= Your assignment =
Find the word "join" in the listing; pull out each line holding it.

= Material to process =

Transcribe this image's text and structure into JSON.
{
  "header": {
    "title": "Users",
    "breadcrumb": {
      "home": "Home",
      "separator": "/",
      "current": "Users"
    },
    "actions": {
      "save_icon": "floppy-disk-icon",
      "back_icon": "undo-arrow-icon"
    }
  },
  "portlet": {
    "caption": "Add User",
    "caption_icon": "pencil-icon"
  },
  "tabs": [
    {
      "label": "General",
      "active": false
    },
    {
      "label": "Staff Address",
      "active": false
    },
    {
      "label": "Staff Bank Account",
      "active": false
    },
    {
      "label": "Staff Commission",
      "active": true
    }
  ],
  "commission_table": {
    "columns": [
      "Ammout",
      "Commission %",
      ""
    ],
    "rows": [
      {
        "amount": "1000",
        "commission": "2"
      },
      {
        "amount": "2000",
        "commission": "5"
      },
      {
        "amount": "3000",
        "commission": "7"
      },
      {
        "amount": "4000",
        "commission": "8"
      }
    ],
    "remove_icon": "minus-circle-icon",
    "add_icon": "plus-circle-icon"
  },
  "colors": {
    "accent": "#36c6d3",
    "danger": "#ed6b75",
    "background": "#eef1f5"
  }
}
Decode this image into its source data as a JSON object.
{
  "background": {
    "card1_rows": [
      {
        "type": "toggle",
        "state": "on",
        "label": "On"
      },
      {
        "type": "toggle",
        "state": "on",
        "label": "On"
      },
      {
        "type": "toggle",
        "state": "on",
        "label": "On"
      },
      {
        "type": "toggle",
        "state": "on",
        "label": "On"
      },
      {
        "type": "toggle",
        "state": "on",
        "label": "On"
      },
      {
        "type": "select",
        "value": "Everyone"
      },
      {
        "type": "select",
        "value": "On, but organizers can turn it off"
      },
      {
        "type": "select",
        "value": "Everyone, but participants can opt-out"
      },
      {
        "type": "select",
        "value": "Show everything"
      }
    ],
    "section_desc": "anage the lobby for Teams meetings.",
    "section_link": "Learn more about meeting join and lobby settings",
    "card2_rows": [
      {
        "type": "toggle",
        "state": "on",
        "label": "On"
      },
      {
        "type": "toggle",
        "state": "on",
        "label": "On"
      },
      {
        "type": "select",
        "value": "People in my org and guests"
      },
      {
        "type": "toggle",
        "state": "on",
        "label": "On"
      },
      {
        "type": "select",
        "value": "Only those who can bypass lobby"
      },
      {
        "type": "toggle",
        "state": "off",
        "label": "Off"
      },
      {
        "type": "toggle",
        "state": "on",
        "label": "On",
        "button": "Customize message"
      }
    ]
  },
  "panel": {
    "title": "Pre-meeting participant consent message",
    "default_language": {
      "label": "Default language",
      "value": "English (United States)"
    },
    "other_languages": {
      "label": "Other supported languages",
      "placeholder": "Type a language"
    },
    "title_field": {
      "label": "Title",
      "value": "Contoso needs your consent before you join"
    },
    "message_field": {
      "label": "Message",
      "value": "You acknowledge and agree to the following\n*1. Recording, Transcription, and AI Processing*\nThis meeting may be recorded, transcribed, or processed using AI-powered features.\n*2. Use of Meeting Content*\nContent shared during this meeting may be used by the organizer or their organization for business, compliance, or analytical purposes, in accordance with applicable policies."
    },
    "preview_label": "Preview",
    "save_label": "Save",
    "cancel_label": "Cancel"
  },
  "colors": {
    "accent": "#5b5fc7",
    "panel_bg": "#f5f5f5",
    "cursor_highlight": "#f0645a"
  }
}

= Response to this task =
    "section_link": "Learn more about meeting join and lobby settings",
      "value": "Contoso needs your consent before you join"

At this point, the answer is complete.